* **ACTIVITY**:
Scan the records below for the string "icon" and return every line where it appears.

* **GIVEN RECORDS**:
Start of Block

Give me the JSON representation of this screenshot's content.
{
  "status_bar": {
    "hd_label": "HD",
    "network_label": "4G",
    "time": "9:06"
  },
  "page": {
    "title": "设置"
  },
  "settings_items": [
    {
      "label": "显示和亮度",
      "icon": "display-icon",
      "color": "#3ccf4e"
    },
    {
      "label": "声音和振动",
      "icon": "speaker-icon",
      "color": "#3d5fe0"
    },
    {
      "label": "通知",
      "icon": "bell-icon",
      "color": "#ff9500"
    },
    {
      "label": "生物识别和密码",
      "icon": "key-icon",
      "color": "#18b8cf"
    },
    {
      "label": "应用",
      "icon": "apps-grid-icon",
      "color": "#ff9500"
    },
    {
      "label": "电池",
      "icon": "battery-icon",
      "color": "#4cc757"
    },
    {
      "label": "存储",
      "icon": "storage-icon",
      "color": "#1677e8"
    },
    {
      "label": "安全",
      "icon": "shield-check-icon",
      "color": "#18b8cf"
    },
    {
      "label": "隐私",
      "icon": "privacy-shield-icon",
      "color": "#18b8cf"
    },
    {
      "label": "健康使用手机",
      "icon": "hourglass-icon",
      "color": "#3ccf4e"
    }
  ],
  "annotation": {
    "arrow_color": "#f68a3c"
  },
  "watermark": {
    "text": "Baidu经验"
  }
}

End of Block

* **ANSWER SPACE**:
      "icon": "display-icon",
      "icon": "speaker-icon",
      "icon": "bell-icon",
      "icon": "key-icon",
      "icon": "apps-grid-icon",
      "icon": "battery-icon",
      "icon": "storage-icon",
      "icon": "shield-check-icon",
      "icon": "privacy-shield-icon",
      "icon": "hourglass-icon",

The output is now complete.